Ever since God created humanity, that small gap between the fingers grew larger and larger, and the flow of energy was unidirectional, from God to humans, or as portrayed in the painting, from right to left.

The reason why God is impressive is not just because He created things; we do that every day. It is because he created a world that has solid anchors—immovable objects.

In reality, there is no such thing as an immovable object. There are only objects that require large amounts of energy for their momentum to be changed. The same thing is true for bitcoin transactions.

By inventing Bitcoin, we did the same thing that God did: we created an immovable digital object, and as a result, we began closing that gap between ourselves and divinity. We are getting closer and closer to our noble origins.

On January 3rd, 2009 at 18:15:05, it all changed. That’s when the first Bitcoin block was mined. That is when we become Gods of the digital world. That is when, for the first time ever, the flow of energy changed direction: from left to right.

Bitcoin is the link between the two worlds: chaos and order, real and digital, uncertain and certain, unconfirmed and confirmed.

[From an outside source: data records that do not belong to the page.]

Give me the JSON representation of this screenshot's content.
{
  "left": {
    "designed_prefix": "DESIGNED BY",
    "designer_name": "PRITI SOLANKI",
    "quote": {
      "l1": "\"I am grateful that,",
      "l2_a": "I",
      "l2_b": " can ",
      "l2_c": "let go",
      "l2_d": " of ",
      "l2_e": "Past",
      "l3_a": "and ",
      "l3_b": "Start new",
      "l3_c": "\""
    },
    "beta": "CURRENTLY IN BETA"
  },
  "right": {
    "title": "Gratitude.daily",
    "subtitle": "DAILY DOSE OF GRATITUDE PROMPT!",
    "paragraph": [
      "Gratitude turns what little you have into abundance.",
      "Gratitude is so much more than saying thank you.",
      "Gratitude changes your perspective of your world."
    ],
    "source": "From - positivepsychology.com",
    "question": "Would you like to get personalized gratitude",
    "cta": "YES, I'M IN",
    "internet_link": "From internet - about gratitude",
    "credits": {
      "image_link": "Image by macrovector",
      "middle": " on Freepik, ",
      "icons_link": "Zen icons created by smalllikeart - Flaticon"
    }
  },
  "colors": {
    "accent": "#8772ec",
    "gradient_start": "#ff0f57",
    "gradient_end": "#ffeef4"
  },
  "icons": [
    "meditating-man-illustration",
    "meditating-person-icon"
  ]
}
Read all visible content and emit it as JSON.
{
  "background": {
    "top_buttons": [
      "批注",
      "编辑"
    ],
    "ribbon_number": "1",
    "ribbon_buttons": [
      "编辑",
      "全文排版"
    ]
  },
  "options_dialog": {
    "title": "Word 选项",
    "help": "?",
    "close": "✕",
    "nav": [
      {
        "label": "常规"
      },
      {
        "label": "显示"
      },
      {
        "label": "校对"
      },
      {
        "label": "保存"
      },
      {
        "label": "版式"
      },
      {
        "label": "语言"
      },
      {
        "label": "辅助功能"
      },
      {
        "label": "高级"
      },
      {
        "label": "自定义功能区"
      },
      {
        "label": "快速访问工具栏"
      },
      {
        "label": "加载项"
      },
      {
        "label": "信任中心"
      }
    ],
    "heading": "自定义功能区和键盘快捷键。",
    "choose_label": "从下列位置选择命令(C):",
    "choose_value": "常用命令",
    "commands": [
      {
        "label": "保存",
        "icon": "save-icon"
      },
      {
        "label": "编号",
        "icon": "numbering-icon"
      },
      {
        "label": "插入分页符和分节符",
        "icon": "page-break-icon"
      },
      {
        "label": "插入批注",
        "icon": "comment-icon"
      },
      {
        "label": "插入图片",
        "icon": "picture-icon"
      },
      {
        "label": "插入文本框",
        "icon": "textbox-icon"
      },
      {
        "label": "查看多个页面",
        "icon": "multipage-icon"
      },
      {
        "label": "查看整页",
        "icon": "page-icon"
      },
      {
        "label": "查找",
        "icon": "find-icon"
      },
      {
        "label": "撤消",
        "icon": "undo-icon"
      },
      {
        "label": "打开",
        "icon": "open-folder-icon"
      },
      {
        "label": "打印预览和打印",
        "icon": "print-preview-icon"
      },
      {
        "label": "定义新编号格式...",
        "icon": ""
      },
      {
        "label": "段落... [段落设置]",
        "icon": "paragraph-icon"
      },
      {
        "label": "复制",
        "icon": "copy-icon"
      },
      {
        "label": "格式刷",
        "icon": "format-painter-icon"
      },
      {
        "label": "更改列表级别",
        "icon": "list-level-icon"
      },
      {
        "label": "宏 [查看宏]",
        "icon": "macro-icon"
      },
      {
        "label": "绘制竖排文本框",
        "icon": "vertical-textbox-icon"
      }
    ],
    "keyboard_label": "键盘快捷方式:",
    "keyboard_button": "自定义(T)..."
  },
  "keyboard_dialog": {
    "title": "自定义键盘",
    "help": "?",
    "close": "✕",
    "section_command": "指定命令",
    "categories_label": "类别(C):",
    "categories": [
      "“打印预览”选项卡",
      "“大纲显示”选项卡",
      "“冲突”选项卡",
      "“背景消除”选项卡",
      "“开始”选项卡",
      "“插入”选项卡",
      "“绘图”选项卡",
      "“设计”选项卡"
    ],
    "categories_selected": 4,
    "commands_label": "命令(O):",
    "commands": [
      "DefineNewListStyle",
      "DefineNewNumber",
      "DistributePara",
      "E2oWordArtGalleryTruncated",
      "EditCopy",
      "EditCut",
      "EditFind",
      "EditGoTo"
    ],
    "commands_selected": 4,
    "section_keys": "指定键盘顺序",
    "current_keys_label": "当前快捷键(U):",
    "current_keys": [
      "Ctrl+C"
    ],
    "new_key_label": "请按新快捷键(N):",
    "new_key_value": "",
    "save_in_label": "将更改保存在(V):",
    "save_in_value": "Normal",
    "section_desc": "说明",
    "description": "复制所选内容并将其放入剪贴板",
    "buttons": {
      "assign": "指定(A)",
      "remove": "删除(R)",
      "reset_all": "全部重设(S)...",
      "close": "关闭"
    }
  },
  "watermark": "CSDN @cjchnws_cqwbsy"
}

Even though we talk about these two different parts, there is no clear separation between them. We can’t really say where man ends and God begins, as it is up to every man to draw that line for himself. The truth is that there is no actual line, only a gap that either becomes ever smaller, or not.

In the same way, there is also no such thing as the mempool: there is only your mempool. Each node operator decides which unconfirmed transactions to store locally on their hard drive and propagate further through the network, thus deciding the thickness of the line between unconfirmed and confirmed.

And it is here, in the mempool, where man becomes God.

This is a guest post by Alex. Opinions expressed are entirely their own and do not necessarily reflect those of BTC, Inc. or Bitcoin Magazine.